Brief: In the entries that follow, which lines hold the string "softkey"? List them.

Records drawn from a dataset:

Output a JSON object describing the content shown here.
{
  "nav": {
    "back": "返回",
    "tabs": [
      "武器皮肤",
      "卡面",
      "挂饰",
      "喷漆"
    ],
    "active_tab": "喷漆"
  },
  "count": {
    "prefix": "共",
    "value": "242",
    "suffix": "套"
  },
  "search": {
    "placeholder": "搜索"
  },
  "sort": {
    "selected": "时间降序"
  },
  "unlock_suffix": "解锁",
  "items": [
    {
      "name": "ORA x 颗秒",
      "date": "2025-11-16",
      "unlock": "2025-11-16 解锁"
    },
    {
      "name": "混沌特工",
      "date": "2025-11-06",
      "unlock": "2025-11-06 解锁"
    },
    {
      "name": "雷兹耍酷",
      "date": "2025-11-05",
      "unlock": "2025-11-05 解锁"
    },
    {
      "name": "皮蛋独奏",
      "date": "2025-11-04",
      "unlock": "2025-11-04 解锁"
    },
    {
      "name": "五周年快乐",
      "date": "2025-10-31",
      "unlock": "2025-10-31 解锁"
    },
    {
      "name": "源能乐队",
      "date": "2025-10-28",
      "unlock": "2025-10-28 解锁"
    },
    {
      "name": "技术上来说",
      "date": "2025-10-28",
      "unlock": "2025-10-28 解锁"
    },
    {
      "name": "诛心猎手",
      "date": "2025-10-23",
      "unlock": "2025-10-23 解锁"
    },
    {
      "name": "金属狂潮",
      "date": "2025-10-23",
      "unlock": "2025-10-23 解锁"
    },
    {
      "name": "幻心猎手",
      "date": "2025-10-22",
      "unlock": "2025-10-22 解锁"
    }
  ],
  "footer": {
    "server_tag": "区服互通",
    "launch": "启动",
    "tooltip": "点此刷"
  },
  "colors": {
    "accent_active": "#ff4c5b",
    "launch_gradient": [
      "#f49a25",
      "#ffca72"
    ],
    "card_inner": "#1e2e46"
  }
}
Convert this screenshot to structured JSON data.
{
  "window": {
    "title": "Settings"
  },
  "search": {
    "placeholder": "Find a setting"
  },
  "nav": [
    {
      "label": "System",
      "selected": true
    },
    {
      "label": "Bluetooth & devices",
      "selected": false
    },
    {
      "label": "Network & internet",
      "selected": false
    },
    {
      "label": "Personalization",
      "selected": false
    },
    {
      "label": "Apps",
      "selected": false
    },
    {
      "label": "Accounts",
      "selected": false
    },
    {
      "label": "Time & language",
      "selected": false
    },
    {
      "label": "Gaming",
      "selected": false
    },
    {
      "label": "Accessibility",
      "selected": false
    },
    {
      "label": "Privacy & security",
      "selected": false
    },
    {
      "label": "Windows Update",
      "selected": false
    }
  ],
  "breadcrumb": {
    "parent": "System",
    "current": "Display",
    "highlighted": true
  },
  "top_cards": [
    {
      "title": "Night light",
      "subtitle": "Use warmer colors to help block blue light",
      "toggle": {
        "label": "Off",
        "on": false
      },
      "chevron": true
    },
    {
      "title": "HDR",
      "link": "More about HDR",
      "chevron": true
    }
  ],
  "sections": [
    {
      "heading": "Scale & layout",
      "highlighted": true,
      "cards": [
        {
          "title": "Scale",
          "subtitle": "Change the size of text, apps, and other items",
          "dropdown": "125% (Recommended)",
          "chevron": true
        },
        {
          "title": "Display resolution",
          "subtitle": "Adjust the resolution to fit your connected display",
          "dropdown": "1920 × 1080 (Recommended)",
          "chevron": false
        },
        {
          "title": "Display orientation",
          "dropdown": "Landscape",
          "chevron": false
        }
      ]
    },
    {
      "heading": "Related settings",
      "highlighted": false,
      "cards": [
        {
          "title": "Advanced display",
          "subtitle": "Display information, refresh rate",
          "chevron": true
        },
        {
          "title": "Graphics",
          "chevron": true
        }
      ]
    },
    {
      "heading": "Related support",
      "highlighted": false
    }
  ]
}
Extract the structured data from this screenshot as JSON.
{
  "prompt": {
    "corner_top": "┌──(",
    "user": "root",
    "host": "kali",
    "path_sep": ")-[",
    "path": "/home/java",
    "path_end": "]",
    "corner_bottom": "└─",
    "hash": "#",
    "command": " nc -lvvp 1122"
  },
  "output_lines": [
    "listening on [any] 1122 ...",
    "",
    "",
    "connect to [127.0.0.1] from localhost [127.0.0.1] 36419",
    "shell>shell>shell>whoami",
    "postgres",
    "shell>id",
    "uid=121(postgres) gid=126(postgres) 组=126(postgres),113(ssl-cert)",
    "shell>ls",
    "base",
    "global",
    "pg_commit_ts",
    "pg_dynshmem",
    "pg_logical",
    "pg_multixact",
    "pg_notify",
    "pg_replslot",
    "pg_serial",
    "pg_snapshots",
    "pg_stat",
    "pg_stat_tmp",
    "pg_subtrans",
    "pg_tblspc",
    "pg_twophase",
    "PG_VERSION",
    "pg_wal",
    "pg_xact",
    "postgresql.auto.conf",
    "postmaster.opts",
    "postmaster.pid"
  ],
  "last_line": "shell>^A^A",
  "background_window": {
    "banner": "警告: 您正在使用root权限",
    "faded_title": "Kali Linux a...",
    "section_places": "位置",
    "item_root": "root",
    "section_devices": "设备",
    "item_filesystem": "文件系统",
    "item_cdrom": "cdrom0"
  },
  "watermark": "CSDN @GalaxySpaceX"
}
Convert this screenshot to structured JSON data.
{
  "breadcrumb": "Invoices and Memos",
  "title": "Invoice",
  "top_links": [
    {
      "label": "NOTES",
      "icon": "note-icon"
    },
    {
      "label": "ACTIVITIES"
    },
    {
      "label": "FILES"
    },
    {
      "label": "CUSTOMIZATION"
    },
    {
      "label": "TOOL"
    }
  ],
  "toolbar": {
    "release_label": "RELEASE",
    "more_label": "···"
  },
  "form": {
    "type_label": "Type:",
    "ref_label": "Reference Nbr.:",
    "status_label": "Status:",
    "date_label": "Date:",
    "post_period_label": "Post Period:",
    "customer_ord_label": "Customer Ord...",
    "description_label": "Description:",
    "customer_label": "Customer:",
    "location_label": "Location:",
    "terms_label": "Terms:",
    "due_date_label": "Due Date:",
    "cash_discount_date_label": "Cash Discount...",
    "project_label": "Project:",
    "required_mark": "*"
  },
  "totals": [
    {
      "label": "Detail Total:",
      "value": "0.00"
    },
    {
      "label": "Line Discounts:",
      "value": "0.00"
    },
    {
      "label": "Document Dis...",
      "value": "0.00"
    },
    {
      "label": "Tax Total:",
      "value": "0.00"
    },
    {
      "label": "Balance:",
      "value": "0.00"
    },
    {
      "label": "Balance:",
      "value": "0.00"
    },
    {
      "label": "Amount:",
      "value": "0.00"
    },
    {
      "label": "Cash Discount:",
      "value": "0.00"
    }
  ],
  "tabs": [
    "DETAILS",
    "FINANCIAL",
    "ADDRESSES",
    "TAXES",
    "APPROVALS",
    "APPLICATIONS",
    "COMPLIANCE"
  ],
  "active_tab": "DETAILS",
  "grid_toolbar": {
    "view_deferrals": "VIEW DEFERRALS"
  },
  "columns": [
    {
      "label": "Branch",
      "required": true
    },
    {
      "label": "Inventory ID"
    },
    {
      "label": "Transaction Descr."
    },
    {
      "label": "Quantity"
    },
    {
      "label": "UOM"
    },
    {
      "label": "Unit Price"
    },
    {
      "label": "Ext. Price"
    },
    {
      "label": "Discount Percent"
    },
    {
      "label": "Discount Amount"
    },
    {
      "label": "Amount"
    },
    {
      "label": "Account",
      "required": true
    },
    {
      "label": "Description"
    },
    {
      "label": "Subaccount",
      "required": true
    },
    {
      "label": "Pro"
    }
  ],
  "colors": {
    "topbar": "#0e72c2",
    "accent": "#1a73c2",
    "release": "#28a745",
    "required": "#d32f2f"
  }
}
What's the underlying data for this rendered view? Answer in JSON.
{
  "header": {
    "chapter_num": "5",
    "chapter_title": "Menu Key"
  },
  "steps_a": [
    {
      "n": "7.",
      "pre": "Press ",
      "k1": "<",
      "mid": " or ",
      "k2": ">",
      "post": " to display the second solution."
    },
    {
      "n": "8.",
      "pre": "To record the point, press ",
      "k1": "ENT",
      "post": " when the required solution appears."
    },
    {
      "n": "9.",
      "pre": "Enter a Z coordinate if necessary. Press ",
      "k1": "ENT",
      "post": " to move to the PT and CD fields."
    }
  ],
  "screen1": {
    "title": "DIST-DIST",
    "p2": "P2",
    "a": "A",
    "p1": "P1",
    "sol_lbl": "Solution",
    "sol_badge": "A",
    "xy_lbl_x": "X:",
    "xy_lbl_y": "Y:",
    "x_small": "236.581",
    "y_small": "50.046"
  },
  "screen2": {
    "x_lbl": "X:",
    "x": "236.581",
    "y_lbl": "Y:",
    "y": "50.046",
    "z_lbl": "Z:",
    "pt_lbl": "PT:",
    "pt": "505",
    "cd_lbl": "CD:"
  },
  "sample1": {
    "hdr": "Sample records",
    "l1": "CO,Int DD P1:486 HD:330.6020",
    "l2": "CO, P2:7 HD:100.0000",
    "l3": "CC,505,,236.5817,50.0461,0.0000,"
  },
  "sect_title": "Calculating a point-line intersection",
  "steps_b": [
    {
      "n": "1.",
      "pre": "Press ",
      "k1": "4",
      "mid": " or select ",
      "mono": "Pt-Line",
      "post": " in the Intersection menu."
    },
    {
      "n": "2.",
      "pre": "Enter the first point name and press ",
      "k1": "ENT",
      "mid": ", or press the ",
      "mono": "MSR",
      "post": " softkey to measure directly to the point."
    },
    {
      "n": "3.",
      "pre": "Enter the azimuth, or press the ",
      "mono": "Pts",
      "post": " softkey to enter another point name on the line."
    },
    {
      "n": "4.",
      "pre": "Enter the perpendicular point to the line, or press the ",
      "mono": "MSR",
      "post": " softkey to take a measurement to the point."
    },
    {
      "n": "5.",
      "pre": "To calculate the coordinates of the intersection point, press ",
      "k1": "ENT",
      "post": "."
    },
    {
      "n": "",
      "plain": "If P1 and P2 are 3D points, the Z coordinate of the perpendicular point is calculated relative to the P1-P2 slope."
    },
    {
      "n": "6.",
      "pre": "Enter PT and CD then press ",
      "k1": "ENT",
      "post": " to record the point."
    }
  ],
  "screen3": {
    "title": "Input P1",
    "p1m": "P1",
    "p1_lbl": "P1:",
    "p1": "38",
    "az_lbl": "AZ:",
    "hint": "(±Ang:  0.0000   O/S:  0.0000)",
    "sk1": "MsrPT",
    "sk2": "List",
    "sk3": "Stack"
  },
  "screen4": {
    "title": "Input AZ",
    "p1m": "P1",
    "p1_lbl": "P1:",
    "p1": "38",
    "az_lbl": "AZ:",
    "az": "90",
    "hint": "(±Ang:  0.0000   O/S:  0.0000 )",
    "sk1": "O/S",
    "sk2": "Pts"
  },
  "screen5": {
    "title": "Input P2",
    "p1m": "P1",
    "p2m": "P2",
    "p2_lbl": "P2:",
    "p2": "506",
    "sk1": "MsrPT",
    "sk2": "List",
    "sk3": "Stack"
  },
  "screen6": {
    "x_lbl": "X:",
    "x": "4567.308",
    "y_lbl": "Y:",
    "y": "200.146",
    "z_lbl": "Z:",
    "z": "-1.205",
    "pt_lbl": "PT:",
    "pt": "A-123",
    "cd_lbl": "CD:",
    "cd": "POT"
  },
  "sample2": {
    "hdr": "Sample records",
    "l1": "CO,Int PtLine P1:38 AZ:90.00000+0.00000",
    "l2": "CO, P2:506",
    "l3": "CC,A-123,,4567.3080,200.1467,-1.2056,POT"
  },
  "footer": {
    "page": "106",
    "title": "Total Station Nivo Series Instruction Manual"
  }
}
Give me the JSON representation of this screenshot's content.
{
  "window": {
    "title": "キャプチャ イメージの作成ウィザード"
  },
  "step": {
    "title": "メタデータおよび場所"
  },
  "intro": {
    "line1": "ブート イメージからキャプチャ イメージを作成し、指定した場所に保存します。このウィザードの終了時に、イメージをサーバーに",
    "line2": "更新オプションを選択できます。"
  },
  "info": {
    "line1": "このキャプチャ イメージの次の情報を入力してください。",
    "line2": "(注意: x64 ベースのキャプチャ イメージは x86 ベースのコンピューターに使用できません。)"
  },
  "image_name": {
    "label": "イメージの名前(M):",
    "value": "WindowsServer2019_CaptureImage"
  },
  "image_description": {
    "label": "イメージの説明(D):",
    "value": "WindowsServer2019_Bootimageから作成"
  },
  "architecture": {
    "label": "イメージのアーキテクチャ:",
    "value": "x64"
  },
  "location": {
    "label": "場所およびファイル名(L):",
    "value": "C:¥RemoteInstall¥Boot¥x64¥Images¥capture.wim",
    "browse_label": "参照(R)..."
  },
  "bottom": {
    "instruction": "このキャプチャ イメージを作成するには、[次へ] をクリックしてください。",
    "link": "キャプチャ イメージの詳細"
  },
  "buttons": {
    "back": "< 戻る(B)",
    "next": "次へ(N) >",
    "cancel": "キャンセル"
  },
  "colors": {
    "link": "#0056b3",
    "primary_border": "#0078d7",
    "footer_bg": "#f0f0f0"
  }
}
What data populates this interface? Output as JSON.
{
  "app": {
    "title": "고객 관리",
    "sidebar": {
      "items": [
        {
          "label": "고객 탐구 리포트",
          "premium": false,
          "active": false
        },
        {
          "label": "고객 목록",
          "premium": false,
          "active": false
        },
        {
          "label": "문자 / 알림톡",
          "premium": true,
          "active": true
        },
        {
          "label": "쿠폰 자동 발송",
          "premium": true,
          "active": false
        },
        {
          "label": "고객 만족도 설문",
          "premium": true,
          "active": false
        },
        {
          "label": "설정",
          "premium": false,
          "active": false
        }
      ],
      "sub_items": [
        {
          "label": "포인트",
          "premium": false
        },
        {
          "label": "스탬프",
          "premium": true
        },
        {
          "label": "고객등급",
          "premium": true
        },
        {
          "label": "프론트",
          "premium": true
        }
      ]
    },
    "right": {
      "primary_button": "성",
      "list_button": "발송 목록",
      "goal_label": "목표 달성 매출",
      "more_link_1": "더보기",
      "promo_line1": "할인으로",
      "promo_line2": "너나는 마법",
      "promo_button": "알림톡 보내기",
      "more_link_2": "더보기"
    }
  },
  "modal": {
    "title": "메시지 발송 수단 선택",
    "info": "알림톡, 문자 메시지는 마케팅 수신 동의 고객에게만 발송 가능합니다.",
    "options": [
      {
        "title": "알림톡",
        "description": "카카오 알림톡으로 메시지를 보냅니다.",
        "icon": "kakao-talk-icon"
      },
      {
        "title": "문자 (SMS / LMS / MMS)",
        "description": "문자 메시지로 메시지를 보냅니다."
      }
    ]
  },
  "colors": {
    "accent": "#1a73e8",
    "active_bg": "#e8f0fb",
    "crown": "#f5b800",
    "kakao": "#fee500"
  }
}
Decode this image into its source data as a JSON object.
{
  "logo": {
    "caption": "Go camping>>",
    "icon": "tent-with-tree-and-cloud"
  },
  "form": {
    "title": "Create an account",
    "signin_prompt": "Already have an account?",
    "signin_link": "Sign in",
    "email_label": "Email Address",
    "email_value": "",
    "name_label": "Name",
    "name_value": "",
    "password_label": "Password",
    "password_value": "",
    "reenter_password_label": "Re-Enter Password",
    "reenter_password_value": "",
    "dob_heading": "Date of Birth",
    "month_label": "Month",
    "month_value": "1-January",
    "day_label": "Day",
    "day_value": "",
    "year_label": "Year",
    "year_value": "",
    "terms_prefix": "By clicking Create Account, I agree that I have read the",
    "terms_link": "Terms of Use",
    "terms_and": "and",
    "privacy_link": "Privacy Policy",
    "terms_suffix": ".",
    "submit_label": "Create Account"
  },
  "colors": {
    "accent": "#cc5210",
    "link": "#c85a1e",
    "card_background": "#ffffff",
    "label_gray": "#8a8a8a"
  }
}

Worked solution:
      "post": " softkey to measure directly to the point."
      "post": " softkey to enter another point name on the line."
      "post": " softkey to take a measurement to the point."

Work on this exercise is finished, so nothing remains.